§ **Problem statement**
If a line of the data below holds the string "being", copy it.

§ **Records shown**
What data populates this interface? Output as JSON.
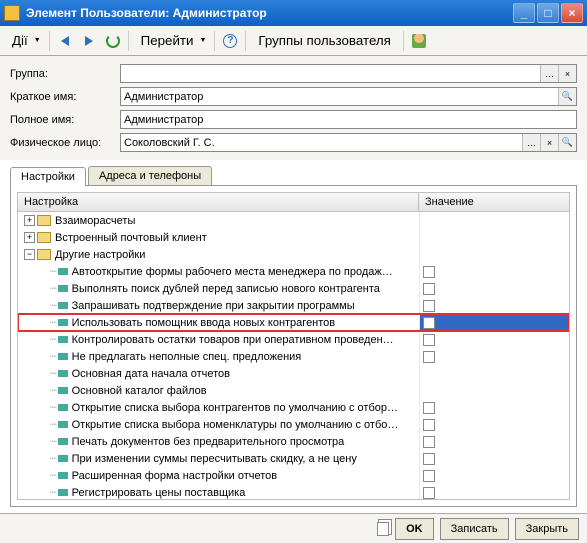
{
  "title": "Элемент Пользователи: Администратор",
  "toolbar": {
    "actions_label": "Дії",
    "go_label": "Перейти",
    "groups_label": "Группы пользователя"
  },
  "form": {
    "group_label": "Группа:",
    "group_value": "",
    "shortname_label": "Краткое имя:",
    "shortname_value": "Администратор",
    "fullname_label": "Полное имя:",
    "fullname_value": "Администратор",
    "person_label": "Физическое лицо:",
    "person_value": "Соколовский Г. С."
  },
  "tabs": {
    "settings": "Настройки",
    "addresses": "Адреса и телефоны"
  },
  "grid": {
    "col1": "Настройка",
    "col2": "Значение",
    "folders": {
      "f1": "Взаиморасчеты",
      "f2": "Встроенный почтовый клиент",
      "f3": "Другие настройки"
    },
    "leaves": [
      "Автооткрытие формы рабочего места менеджера по продаж…",
      "Выполнять поиск дублей перед записью нового контрагента",
      "Запрашивать подтверждение при закрытии программы",
      "Использовать помощник ввода новых контрагентов",
      "Контролировать остатки товаров при оперативном проведен…",
      "Не предлагать неполные спец. предложения",
      "Основная дата начала отчетов",
      "Основной каталог файлов",
      "Открытие списка выбора контрагентов по умолчанию с отбор…",
      "Открытие списка выбора номенклатуры по умолчанию с отбо…",
      "Печать документов без предварительного просмотра",
      "При изменении суммы пересчитывать скидку, а не цену",
      "Расширенная форма настройки отчетов",
      "Регистрировать цены поставщика"
    ]
  },
  "footer": {
    "ok": "OK",
    "save": "Записать",
    "close": "Закрыть"
  }
}
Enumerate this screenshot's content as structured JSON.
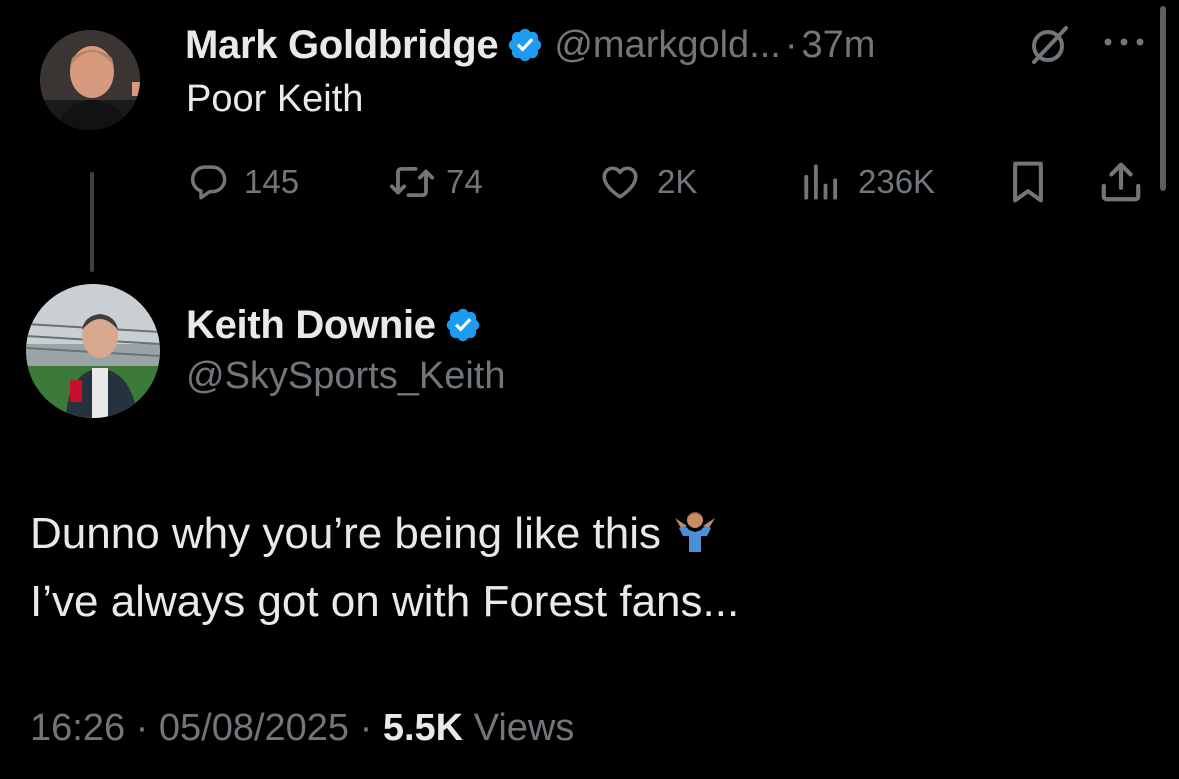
{
  "tweet": {
    "author_name": "Mark Goldbridge",
    "author_handle": "@markgold...",
    "separator": "·",
    "time_ago": "37m",
    "text": "Poor Keith",
    "reply_count": "145",
    "retweet_count": "74",
    "like_count": "2K",
    "view_count": "236K"
  },
  "reply": {
    "author_name": "Keith Downie",
    "author_handle": "@SkySports_Keith",
    "text_line1": "Dunno why you’re being like this",
    "text_line2": "I’ve always got on with Forest fans...",
    "time": "16:26",
    "separator": "·",
    "date": "05/08/2025",
    "views_count": "5.5K",
    "views_label": "Views"
  },
  "colors": {
    "background": "#000000",
    "primary_text": "#e7e9ea",
    "secondary_text": "#71767b",
    "verified_blue": "#1d9bf0"
  },
  "icons": [
    "verified-icon",
    "grok-icon",
    "more-icon",
    "reply-icon",
    "retweet-icon",
    "like-icon",
    "views-icon",
    "bookmark-icon",
    "share-icon",
    "shrug-emoji"
  ]
}
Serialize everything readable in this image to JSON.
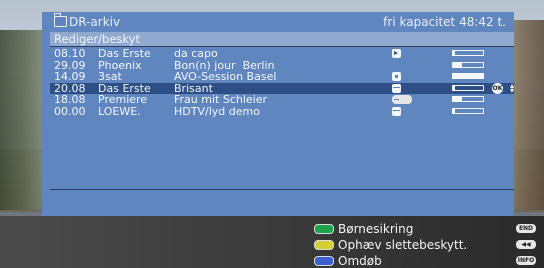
{
  "header": {
    "title": "DR-arkiv",
    "capacity": "fri kapacitet 48:42 t."
  },
  "subheader": "Rediger/beskyt",
  "recordings": [
    {
      "date": "08.10",
      "channel": "Das Erste",
      "title": "da capo",
      "icon": "play-icon",
      "progress": 0.05
    },
    {
      "date": "29.09",
      "channel": "Phoenix",
      "title": "Bon(n) jour  Berlin",
      "icon": "",
      "progress": 0.3
    },
    {
      "date": "14.09",
      "channel": "3sat",
      "title": "AVO-Session Basel",
      "icon": "lock-icon",
      "progress": 1.0
    },
    {
      "date": "20.08",
      "channel": "Das Erste",
      "title": "Brisant",
      "icon": "tape-icon",
      "progress": 0.05
    },
    {
      "date": "18.08",
      "channel": "Premiere",
      "title": "Frau mit Schleier",
      "icon": "key-icon",
      "progress": 0.3
    },
    {
      "date": "00.00",
      "channel": "LOEWE.",
      "title": "HDTV/lyd demo",
      "icon": "tape-icon",
      "progress": 0.05
    }
  ],
  "selected_row": 3,
  "ok_label": "OK",
  "menu": [
    {
      "color": "#1aa34a",
      "label": "Børnesikring",
      "key": "END"
    },
    {
      "color": "#d4cf35",
      "label": "Ophæv slettebeskytt.",
      "key": "◀◀"
    },
    {
      "color": "#3a5fd0",
      "label": "Omdøb",
      "key": "INFO"
    }
  ]
}
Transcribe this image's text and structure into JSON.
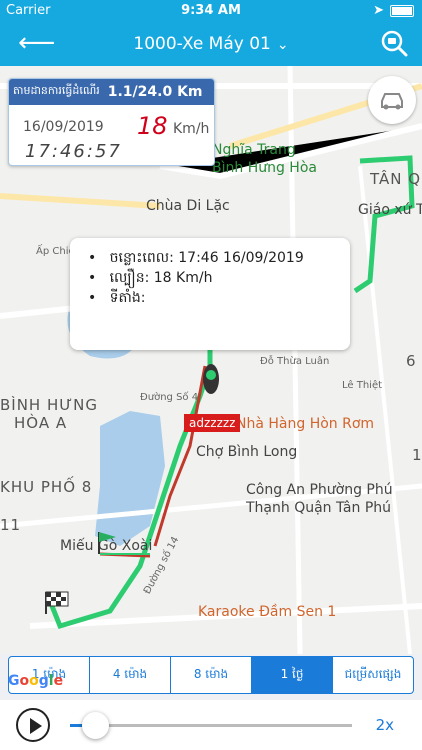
{
  "status": {
    "carrier": "Carrier",
    "time": "9:34 AM"
  },
  "nav": {
    "title": "1000-Xe Máy 01"
  },
  "info_card": {
    "label": "តាមដានការធ្វើដំណើរ",
    "distance": "1.1/24.0 Km",
    "date": "16/09/2019",
    "speed": "18",
    "speed_unit": "Km/h",
    "clock": "17:46:57"
  },
  "popup": {
    "time_row": "ចន្លោះពេល: 17:46 16/09/2019",
    "speed_row": "ល្បឿន: 18 Km/h",
    "location_row": "ទីតាំង:"
  },
  "vehicle_tag": "adzzzzz",
  "map_labels": {
    "nghia_trang": "Nghĩa Trang",
    "binh_hung_hoa": "Bình Hưng Hòa",
    "chua_di_lac": "Chùa Di Lặc",
    "giao_xu": "Giáo xứ Tân",
    "tan_qu": "TÂN QU",
    "ap_chien": "Ấp Chiến",
    "binh_hung_district_1": "BÌNH HƯNG",
    "binh_hung_district_2": "HÒA A",
    "khu_pho": "KHU PHỐ 8",
    "nha_hang": "Nhà Hàng Hòn Rơm",
    "cho_binh_long": "Chợ Bình Long",
    "cong_an_1": "Công An Phường Phú",
    "cong_an_2": "Thạnh Quận Tân Phú",
    "mieu": "Miếu Gò Xoài",
    "karaoke": "Karaoke Đầm Sen 1",
    "le_thiet": "Lê Thiệt",
    "do_thua_luan": "Đỗ Thừa Luân",
    "duong_so_4": "Đường Số 4",
    "duong_so_14": "Đường số 14",
    "num_11": "11",
    "num_6": "6",
    "num_1": "1"
  },
  "tabs": [
    "1 ម៉ោង",
    "4 ម៉ោង",
    "8 ម៉ោង",
    "1 ថ្ងៃ",
    "ជម្រើសផ្សេង"
  ],
  "active_tab": 3,
  "google": [
    "G",
    "o",
    "o",
    "g",
    "l",
    "e"
  ],
  "player": {
    "rate": "2x",
    "progress": 0.05
  },
  "colors": {
    "header": "#15a9df",
    "accent": "#1a7bd8",
    "route_green": "#2ecc71",
    "route_red": "#c0392b",
    "speed_red": "#d0021b"
  }
}
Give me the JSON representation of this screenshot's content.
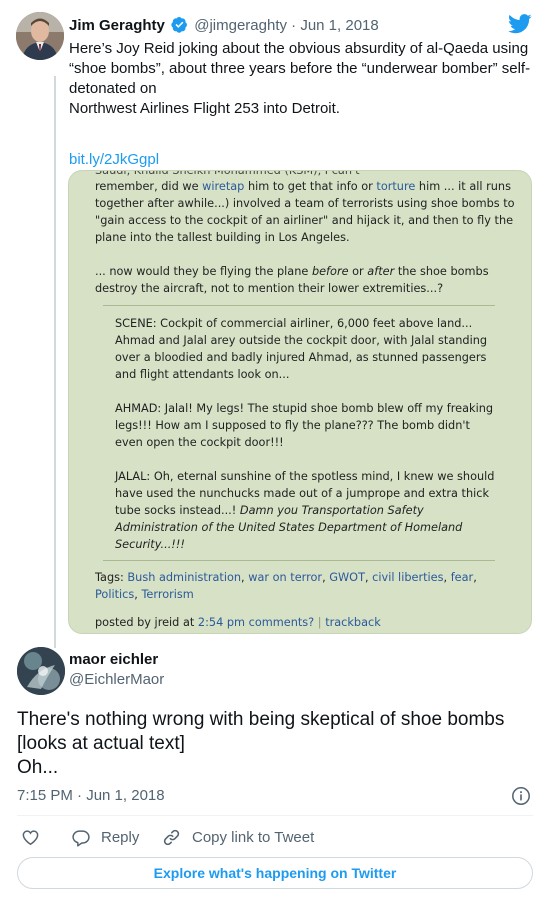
{
  "colors": {
    "accent": "#1d9bf0",
    "text": "#0f1419",
    "muted": "#536471",
    "border": "#cfd9de",
    "embed_bg": "#d6e1c6",
    "embed_link": "#2b5a9a"
  },
  "icons": {
    "logo": "twitter-bird-icon",
    "verified": "verified-badge-icon",
    "info": "info-icon",
    "like": "heart-icon",
    "reply": "reply-bubble-icon",
    "copy": "link-chain-icon"
  },
  "quoted_tweet": {
    "name": "Jim Geraghty",
    "handle": "@jimgeraghty",
    "separator": "·",
    "date": "Jun 1, 2018",
    "text_lines": [
      "Here’s Joy Reid joking about the obvious absurdity of al-Qaeda using",
      "“shoe bombs”, about three years before the “underwear bomber” self-",
      "detonated on",
      "Northwest Airlines Flight 253 into Detroit."
    ],
    "link": "bit.ly/2JkGgpl",
    "embedded_post": {
      "lines": {
        "l1a": "remember, did we ",
        "l1b": "wiretap",
        "l1c": " him to get that info or ",
        "l1d": "torture",
        "l1e": " him ... it all runs",
        "l2": "together after awhile...) involved a team of terrorists using shoe bombs to",
        "l3": "\"gain access to the cockpit of an airliner\" and hijack it, and then to fly the",
        "l4": "plane into the tallest building in Los Angeles.",
        "l5a": "... now would they be flying the plane ",
        "l5b": "before",
        "l5c": " or ",
        "l5d": "after",
        "l5e": " the shoe bombs",
        "l6": "destroy the aircraft, not to mention their lower extremities...?",
        "s1": "SCENE: Cockpit of commercial airliner, 6,000 feet above land...",
        "s2": "Ahmad and Jalal arey outside the cockpit door, with Jalal standing",
        "s3": "over a bloodied and badly injured Ahmad, as stunned passengers",
        "s4": "and flight attendants look on...",
        "a1": "AHMAD: Jalal! My legs! The stupid shoe bomb blew off my freaking",
        "a2": "legs!!! How am I supposed to fly the plane??? The bomb didn't",
        "a3": "even open the cockpit door!!!",
        "j1": "JALAL: Oh, eternal sunshine of the spotless mind, I knew we should",
        "j2": "have used the nunchucks made out of a jumprope and extra thick",
        "j3a": "tube socks instead...! ",
        "j3b": "Damn you Transportation Safety",
        "j4": "Administration of the United States Department of Homeland",
        "j5": "Security...!!!"
      },
      "tags_label": "Tags: ",
      "tags": [
        "Bush administration",
        "war on terror",
        "GWOT",
        "civil liberties",
        "fear",
        "Politics",
        "Terrorism"
      ],
      "posted_by": "posted by jreid at ",
      "post_time": "2:54 pm",
      "comments": "comments?",
      "trackback": "trackback",
      "pipe": "|"
    }
  },
  "main_tweet": {
    "name": "maor eichler",
    "handle": "@EichlerMaor",
    "text_lines": [
      "There's nothing wrong with being skeptical of shoe bombs",
      "[looks at actual text]",
      "Oh..."
    ],
    "timestamp": "7:15 PM · Jun 1, 2018"
  },
  "actions": {
    "reply_label": "Reply",
    "copy_label": "Copy link to Tweet"
  },
  "explore_label": "Explore what's happening on Twitter"
}
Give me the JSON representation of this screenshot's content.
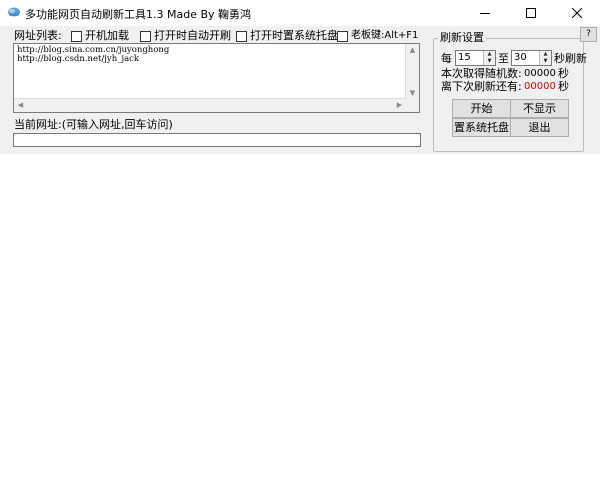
{
  "window": {
    "title": "多功能网页自动刷新工具1.3 Made By 鞠勇鸿",
    "icon": "app-icon",
    "controls": {
      "minimize": "minimize-icon",
      "maximize": "maximize-icon",
      "close": "close-icon"
    }
  },
  "url_list": {
    "label": "网址列表:",
    "lines": [
      "http://blog.sina.com.cn/juyonghong",
      "http://blog.csdn.net/jyh_jack"
    ]
  },
  "options": {
    "autoload": "开机加载",
    "auto_refresh": "打开时自动开刷",
    "tray": "打开时置系统托盘",
    "boss_key": "老板键:Alt+F1"
  },
  "current_url": {
    "label": "当前网址:(可输入网址,回车访问)",
    "value": ""
  },
  "refresh_settings": {
    "title": "刷新设置",
    "every_label": "每",
    "min_value": "15",
    "to_label": "至",
    "max_value": "30",
    "unit_refresh": "秒刷新",
    "random_label": "本次取得随机数:",
    "random_value": "00000",
    "next_label": "离下次刷新还有:",
    "next_value": "00000",
    "sec_unit": "秒",
    "countdown_color": "#e00000"
  },
  "buttons": {
    "start": "开始",
    "hide": "不显示",
    "tray": "置系统托盘",
    "exit": "退出",
    "help": "?"
  }
}
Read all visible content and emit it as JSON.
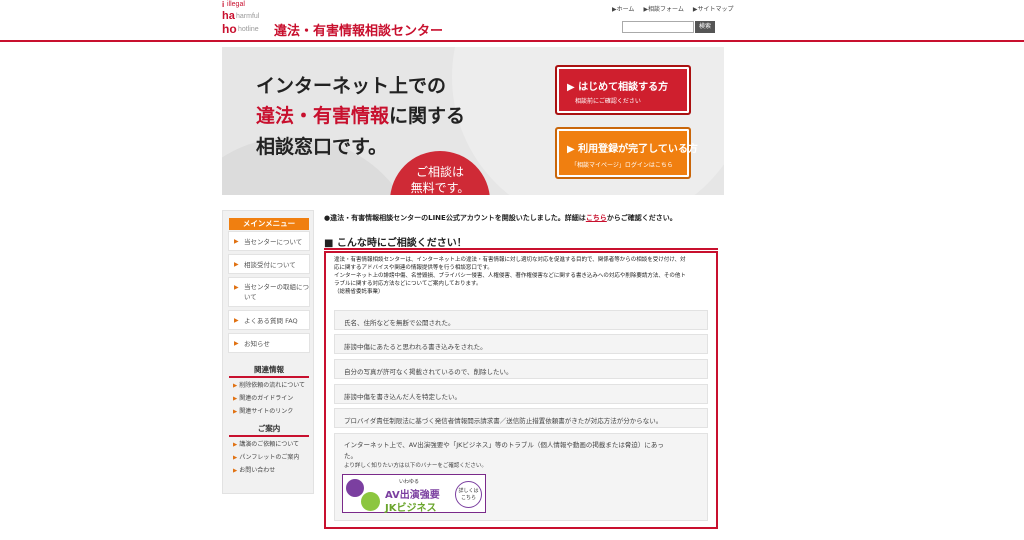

§ **Task answer**
    "text_line1": "Dunno why you’re being like this",
      "There's nothing wrong with being skeptical of shoe bombs",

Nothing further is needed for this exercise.